▸ **WORK REQUIRED**:
Could you repeat the records below exactly, leaving out any pictures?

▸ **THE DATA**:
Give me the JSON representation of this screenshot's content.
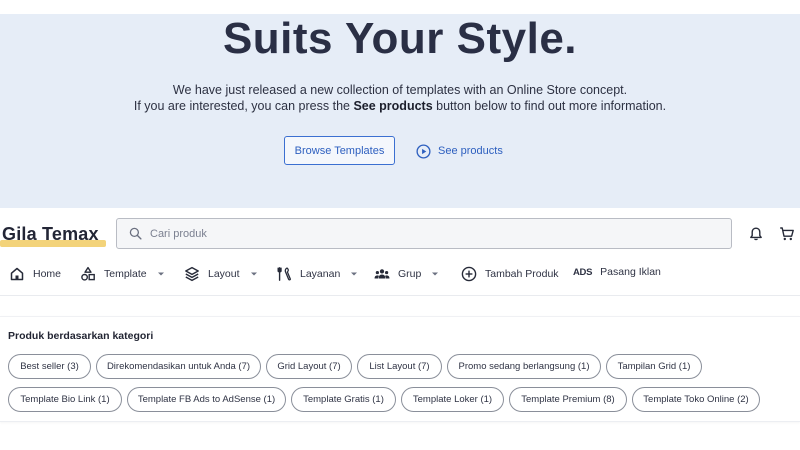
{
  "hero": {
    "title": "Suits Your Style.",
    "line1": "We have just released a new collection of templates with an Online Store concept.",
    "line2_pre": "If you are interested, you can press the ",
    "line2_bold": "See products",
    "line2_post": " button below to find out more information.",
    "browse_label": "Browse Templates",
    "see_label": "See products"
  },
  "header": {
    "logo": "Gila Temax",
    "search_placeholder": "Cari produk"
  },
  "nav": {
    "home": "Home",
    "template": "Template",
    "layout": "Layout",
    "layanan": "Layanan",
    "grup": "Grup",
    "tambah": "Tambah Produk",
    "ads_badge": "ADS",
    "pasang": "Pasang Iklan"
  },
  "categories": {
    "title": "Produk berdasarkan kategori",
    "chips": [
      "Best seller  (3)",
      "Direkomendasikan untuk Anda  (7)",
      "Grid Layout  (7)",
      "List Layout  (7)",
      "Promo sedang berlangsung  (1)",
      "Tampilan Grid  (1)",
      "Template Bio Link  (1)",
      "Template FB Ads to AdSense  (1)",
      "Template Gratis  (1)",
      "Template Loker  (1)",
      "Template Premium  (8)",
      "Template Toko Online  (2)"
    ]
  },
  "colors": {
    "hero_bg": "#e6edf7",
    "accent": "#2d5fbf",
    "logo_highlight": "#f3d37a"
  }
}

▸ **RESPONSE TO THIS TASK**:
Give me the JSON representation of this screenshot's content.
{
  "hero": {
    "title": "Suits Your Style.",
    "line1": "We have just released a new collection of templates with an Online Store concept.",
    "line2_pre": "If you are interested, you can press the ",
    "line2_bold": "See products",
    "line2_post": " button below to find out more information.",
    "browse_label": "Browse Templates",
    "see_label": "See products"
  },
  "header": {
    "logo": "Gila Temax",
    "search_placeholder": "Cari produk"
  },
  "nav": {
    "home": "Home",
    "template": "Template",
    "layout": "Layout",
    "layanan": "Layanan",
    "grup": "Grup",
    "tambah": "Tambah Produk",
    "ads_badge": "ADS",
    "pasang": "Pasang Iklan"
  },
  "categories": {
    "title": "Produk berdasarkan kategori",
    "chips": [
      "Best seller  (3)",
      "Direkomendasikan untuk Anda  (7)",
      "Grid Layout  (7)",
      "List Layout  (7)",
      "Promo sedang berlangsung  (1)",
      "Tampilan Grid  (1)",
      "Template Bio Link  (1)",
      "Template FB Ads to AdSense  (1)",
      "Template Gratis  (1)",
      "Template Loker  (1)",
      "Template Premium  (8)",
      "Template Toko Online  (2)"
    ]
  },
  "colors": {
    "hero_bg": "#e6edf7",
    "accent": "#2d5fbf",
    "logo_highlight": "#f3d37a"
  }
}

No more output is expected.